Is there a formula to slow down reigning MVP James Harden? ‘If there’s one, let me know,’ says Jazzman Rudy Gobert

For second straight year, Utah draws the league’s most dynamic offensive player — and stiffest individual test — in the NBA postseason

(Scott Sommerdorf | The Salt Lake Tribune) Houston Rockets guard James Harden (13) yells out a play to team mates during second half play. The Rockets beat the Jazz 100-87, Sunday, May 6, 2018.

A nemesis is defined as “a long-standing rival, an archenemy, the inescapable agent of something or somebody’s downfall.”

So yes, the Jazz have James Harden on their minds once again.

The league’s reigning Most Valuable Player, the man who does everything, the force that cannot be stopped, returns to the scene when Utah opens its best-of-seven first-round playoff series against Rockets in Houston on Sunday.

“Is there a formula?” Jazz center Rudy Gobert said when asked if there’s a blueprint to slowing Harden down. “Looking for it. If there’s one, let me know. Hopefully we find it.”

Harden’s game is both definitive and antithetical for the modern NBA, a left-handed wizard with the ball who lures in defenders, draws absurd foul calls, buries absurdly deep 3-pointers and wiggles his way into the lane with opponents seemingly glued to his hip. And he still makes it work, because only he can do what he does. Usually to the cheers of Rockets fans and to the maddening, hair-pulling, expletive-inducing ire of those who watch, always waiting for him to slip up.

It doesn’t happen often. Harden is typically in control, which makes the first-round showdown with the Jazz that much more enticing. A defense-first, share-the-ball-at-all-times group in the Jazz versus the MVP who, at times, tucks the ball into his elbow alone atop the 3-point line, waiting for a weakness to expose itself.

“A lot of times, he gets to his comfort zone,” said Jazz guard Donovan Mitchell. “You could say you can take him out of his comfort zone, but it’s easy to say. He’s done it on every team. For us, it’s making it tough on him, finding ways to break the rhythm, and he has counters to that, so we’ve got to be able to be ready for those.”

To Mitchell’s point about rhythm, when dealing with Harden, it’s about not getting stuck in the avalanche of points that the Houston superstar can generate to flip a game on its head in a matter of minutes. Harden averaged 36.1 points, 7.5 assists and 6.6 rebounds per game in the regular season. There weren’t many teams that were able to handcuff Harden, but the best team in the league this year did a swell job of making the guy who makes every opposing team uncomfortable feel his own wrath.

The Milwaukee Bucks held Harden to 23 points on 9-of-26 shooting when the Rockets visited Milwaukee this season. They did it by shadowing Harden and trying to always force him right, meaning some players stood straight up to this right knowing that a big down low was waiting to help should Harden use his deceptive speed to burst by. The Bucks often picked Harden up in a full-court press, too, not giving him any sort of breather on any part of the court. Every defender had their hands up, doing their best to block his vision.

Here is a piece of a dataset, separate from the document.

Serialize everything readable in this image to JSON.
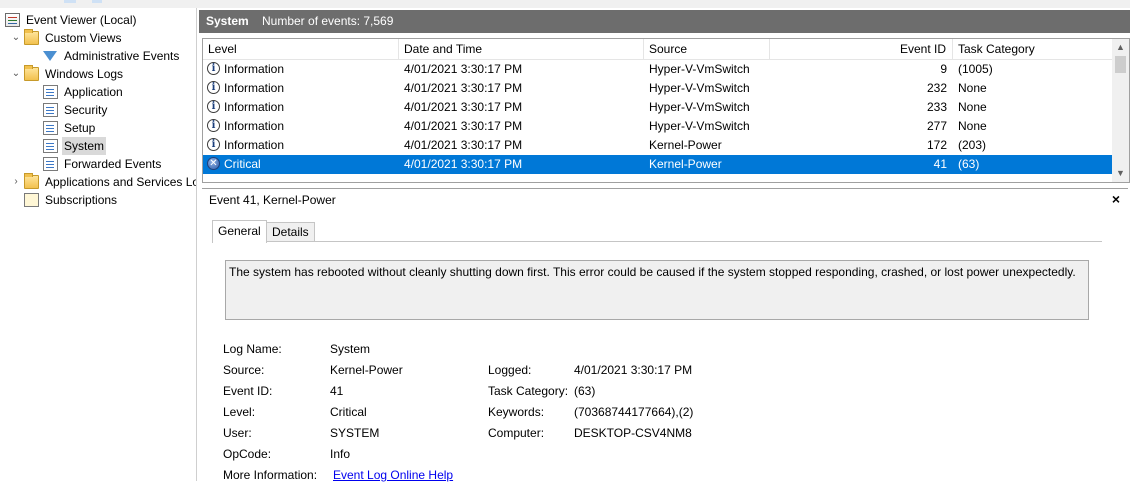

Here’s the thing: Only one team in the league has Giannis Antetokounmpo. It ain’t the Jazz.

The Jazz have implored that sort of defensive look at times this year with point guard Ricky Rubio, who could start off as the primary defender on Harden, waiting for Gobert to be in vicinity to help out. Rubio was not available in last year’s Western Conference semifinal series with the Rockets when Houston beat the Jazz in five games. Harden averaged 28 points, 7.4 assists and 5.2 rebounds a game in that series. After the season ended, Mitchell vowed to go back and study every regular season and postseason game from a year ago to learn entering his sophomore season.

What did he glean from that Houston series in 2018?

“This year James is on a completely different level,” said Mitchell. “What he’s doing this year is 10 times better than what he had last year.”

So, there you go.

Houston isn’t the exact same team as it was a year ago, but it still has the MVP.

“There are a lot of things about their team that are different,” said Jazz coach Quin Snyder. “Obviously who they are still is James, and there’s no better player in the league obviously. That’s something that doesn’t need to be discussed or debated.”

So get ready, Jazz fans. You know what’s coming. Jab steps, step-back 3s, controversial foul calls, flailing arms, otherworldly anticipation — the best, most unique offensive player in basketball. He’s very much back in the picture. So get used to it for the next week or so. Or at least try to.


All Times Mountain

Game 1 • Sunday at Houston, 7:30 p.m.


Game 2 • Wednesday at Houston, 7:30 p.m.


Game 3 • Saturday at Vivint Arena, 8:30 p.m.


Game 4 • Monday at Vivint Arena, 8:30 p.m.


Game 5 • April 24 at Houston, TBD*


Game 6 • April 26 at Vivint Arena, TBD*


Game 7 • April 28 at Houston, TBD*


* If necessary